Although the current study is focused on issues of MIBC and CBC, it is worth highlighting the significant risk for other events experienced by the women in this study. As mentioned, the apparent incidence of ovarian carcinoma is likely exaggerated by ascertainment bias, and the OS and BCSS rates may be overestimated for the same reason. Nevertheless, the women who were the subjects of the current study had a very high probability of developing some malignancy-related event after their initial diagnosis, with only 42.7% reported to remain event free 10 years after their index diagnosis, despite the relatively favorable prognostic features exhibited by their breast tumors. This substantial risk must be borne in mind by physicians caring for women with BRCA mutations, even if the prognosis of the index breast carcinoma appears to be favorable.
The current study describes a large series of women undergoing BCT for BRCA-associated breast carcinoma.

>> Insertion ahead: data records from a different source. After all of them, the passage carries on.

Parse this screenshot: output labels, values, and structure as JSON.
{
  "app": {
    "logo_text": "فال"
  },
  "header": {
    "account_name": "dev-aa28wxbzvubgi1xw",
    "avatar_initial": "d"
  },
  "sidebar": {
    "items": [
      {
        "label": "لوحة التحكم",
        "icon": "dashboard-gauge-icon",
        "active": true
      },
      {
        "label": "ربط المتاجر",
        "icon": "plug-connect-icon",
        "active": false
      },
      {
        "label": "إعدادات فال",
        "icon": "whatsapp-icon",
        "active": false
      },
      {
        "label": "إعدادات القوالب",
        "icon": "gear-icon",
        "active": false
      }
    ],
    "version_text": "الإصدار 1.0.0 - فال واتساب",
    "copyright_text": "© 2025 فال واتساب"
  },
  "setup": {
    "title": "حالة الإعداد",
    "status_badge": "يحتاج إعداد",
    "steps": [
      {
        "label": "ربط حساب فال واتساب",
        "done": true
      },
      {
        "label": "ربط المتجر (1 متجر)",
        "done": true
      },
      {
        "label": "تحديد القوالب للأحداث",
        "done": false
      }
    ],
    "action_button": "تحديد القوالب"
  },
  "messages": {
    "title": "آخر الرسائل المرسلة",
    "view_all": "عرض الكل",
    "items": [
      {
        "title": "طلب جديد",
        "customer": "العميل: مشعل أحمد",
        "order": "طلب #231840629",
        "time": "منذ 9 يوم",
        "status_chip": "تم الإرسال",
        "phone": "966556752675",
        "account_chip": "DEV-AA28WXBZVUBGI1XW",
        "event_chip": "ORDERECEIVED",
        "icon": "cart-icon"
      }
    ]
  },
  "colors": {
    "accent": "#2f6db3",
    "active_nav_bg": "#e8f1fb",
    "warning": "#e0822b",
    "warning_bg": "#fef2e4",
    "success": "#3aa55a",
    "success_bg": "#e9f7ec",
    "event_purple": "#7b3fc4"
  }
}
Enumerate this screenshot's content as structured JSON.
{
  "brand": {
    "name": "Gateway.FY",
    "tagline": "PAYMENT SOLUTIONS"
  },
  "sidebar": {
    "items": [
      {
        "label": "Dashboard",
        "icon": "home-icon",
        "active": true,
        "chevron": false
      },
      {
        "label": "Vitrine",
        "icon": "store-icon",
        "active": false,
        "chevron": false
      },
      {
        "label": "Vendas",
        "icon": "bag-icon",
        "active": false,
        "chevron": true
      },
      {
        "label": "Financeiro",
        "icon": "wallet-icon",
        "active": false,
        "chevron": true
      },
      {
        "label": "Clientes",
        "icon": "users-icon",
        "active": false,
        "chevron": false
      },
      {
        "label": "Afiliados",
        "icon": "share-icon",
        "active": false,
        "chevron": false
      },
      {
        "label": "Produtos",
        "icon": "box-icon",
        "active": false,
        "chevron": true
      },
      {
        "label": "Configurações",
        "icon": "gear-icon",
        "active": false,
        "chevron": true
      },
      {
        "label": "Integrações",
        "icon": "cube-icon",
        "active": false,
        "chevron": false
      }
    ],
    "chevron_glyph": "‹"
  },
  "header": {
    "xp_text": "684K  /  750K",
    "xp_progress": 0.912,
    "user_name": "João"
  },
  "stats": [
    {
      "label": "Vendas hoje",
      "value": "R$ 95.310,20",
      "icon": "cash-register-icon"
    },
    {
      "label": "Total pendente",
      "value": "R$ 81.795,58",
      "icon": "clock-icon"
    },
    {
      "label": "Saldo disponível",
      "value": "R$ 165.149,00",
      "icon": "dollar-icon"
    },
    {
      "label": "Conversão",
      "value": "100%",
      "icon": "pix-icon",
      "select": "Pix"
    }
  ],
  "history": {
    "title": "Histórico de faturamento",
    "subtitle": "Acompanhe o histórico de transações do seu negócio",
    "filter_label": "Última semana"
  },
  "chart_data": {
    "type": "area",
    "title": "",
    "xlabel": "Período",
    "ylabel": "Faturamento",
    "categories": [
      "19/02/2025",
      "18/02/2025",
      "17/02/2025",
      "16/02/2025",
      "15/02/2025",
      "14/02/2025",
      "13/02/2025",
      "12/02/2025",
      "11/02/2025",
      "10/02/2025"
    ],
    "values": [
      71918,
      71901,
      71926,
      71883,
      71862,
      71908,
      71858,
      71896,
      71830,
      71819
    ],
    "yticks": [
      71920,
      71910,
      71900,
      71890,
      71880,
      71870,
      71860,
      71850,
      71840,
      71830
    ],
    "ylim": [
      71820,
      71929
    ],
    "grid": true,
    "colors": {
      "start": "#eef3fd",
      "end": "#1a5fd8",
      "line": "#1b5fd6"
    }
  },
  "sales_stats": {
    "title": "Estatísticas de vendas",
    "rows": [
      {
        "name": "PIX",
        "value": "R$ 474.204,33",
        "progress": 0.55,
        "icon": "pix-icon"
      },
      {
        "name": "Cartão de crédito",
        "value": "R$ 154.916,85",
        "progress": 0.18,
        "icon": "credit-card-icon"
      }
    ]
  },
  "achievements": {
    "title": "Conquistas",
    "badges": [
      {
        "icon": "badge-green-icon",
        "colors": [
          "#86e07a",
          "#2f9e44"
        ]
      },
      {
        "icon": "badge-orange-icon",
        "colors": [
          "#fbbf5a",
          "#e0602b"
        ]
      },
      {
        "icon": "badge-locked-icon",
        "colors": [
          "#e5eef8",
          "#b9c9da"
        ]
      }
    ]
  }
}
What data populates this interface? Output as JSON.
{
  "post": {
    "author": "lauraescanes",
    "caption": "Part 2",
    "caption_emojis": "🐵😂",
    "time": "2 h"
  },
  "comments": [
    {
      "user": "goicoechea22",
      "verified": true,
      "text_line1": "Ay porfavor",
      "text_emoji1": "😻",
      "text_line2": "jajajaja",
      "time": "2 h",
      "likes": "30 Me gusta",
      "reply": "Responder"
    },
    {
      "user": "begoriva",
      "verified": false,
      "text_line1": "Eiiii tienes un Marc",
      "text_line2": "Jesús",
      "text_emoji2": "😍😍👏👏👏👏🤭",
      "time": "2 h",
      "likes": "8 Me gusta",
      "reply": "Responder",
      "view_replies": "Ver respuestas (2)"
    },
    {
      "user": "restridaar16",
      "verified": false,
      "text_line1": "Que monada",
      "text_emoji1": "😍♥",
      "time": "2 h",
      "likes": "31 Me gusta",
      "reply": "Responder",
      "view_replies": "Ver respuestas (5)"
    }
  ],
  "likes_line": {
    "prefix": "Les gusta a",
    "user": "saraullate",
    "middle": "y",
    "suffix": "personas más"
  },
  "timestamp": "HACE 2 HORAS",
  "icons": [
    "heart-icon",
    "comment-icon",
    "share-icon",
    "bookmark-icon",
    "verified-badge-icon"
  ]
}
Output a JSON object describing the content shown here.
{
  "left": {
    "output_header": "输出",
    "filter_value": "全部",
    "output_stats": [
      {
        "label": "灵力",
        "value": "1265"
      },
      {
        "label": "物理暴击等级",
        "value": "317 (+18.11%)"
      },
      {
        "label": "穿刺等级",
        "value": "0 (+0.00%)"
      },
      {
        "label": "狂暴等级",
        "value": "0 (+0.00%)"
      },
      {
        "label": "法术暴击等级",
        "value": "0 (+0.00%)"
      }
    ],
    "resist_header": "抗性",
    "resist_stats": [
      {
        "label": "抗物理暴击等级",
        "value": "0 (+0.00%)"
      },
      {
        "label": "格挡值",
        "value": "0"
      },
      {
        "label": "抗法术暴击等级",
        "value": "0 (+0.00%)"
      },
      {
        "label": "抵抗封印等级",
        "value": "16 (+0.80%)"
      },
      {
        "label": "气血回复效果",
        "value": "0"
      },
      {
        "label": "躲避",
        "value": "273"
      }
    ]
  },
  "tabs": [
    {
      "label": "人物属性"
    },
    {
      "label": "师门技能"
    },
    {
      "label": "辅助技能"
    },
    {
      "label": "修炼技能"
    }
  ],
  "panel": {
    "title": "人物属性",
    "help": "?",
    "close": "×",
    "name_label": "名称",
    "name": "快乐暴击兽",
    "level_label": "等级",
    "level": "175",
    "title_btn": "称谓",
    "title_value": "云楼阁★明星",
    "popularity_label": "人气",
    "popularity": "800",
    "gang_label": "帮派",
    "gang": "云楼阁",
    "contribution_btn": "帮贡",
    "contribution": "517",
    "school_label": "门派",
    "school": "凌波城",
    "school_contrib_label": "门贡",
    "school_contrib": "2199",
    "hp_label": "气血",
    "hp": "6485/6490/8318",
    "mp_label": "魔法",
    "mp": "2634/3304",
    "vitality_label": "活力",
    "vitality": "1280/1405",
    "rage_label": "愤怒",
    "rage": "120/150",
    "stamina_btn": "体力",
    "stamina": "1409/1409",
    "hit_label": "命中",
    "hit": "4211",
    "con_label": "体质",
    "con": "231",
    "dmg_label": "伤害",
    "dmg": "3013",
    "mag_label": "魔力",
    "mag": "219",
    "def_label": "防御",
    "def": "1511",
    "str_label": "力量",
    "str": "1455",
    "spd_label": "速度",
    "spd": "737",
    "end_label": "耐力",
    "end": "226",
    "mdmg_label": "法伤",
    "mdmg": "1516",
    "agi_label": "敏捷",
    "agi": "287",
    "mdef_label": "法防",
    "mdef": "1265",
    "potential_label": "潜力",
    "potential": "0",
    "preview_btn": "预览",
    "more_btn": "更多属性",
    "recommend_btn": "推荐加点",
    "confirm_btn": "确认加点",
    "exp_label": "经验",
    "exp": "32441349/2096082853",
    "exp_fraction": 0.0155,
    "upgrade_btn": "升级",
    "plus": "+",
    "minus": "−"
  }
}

As a prevalent ascertainment, the experience may be subject to biases that would tend to overestimate the risks of ipsilateral breast carcinoma and CBC and ovarian carcinoma, and to underestimate breast carcinoma-specific mortality in these women. However, the relatively low observed risk of MIBC over the short to intermediate term (5–10 years) suggests that BCT is a reasonable option for these women, and that the indications for unilateral mastectomy should be the same for both hereditary and nonhereditary breast carcinoma patients. Nevertheless, discussion of bilateral mastectomy is warranted because of the significant risk of CBC, particularly in light of other studies that have suggested the possibility of a substantial risk of MIBC because of the development of ipsilateral second primary malignancies in long-term survivors. Although the number of women being treated with tamoxifen was too small to exclude an effect on MIBC and CBC, no such benefit was evident, and additional research is necessary to identify nonsurgical prevention alternatives for these women at risk.